“This system means that not only are people being sent back to countries where they face harm but beforehand they are spending years and years in detention while the process unfolds, costing them dearly and costing the Australian taxpayer between $200 and $1800 per detainee, per day,” Ms Gauthier said.
“The system must be made fairer and more efficient for both the asylum seeker and the Australian taxpayer.”
Released during Refugee Week, the report recommends a new, fairer model of complementary protection that simplifies and speeds up the process for seeking asylum. It was developed by Amnesty International, National Council of Churches and the Refugee Council of Australia and has been endorsed by 29 organisations across Australia.
Human Rights Commissioner Graeme Innes welcomed the report and urged the government to move forward on the issue.
“Australia has obligations not to return people to countries where they face torture or death, regardless of whether or not they fit the definition of refugee,” Mr Innes said. “The current system of ministerial discretion is not the appropriate way to ensure people are protected from some of the most serious human rights abuses.”
The term ‘Complementary Protection’ relates to the obligations Governments have to protect people from all over the world beyond the Refugee Convention alone (for example, the Convention Against Torture, of which Australia is a signatory). It covers a person who is in need of international protection because they cannot be returned to their home country safely, but who is not a ‘refugee’ as defined by the Refugee Convention. This includes people who are at risk of being tortured on return to their country; are fleeing civil war or generalised violence, or are stateless.
Jane (not her real name) is a young woman who was trafficked from Africa to a middle-east country where she was kept as a domestic servant and repeatedly sexually assaulted by her ‘owner’. She came to Australia with her ‘owners’ when they were on holiday. When she was attacked again, she ran away and claimed asylum in Australia. If returned she fears being trafficked again.

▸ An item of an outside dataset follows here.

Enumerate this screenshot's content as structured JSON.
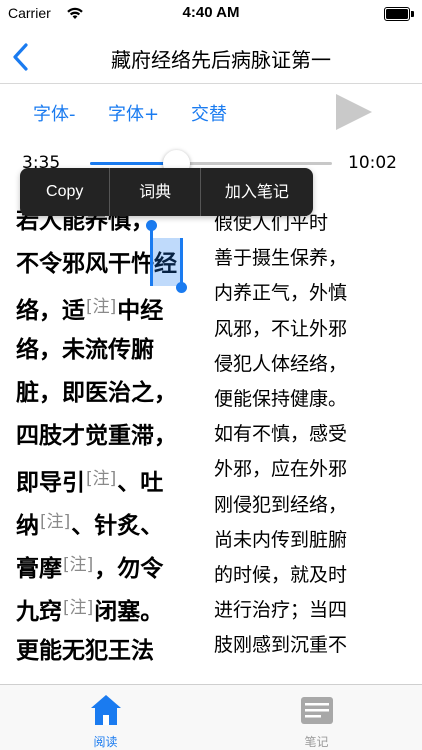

She was recently rejected for a protection visa, and rejected under Ministerial Intervention.
For further information or interviews please contact Laurelle Keough at Oxfam Australia on 03 9289 9336 / 0409 960 100 / email@example.com
For more information about Jane’s story and for further case studies contact Pamela Curr, Asylum Seeker Resource Centre 0417 517 075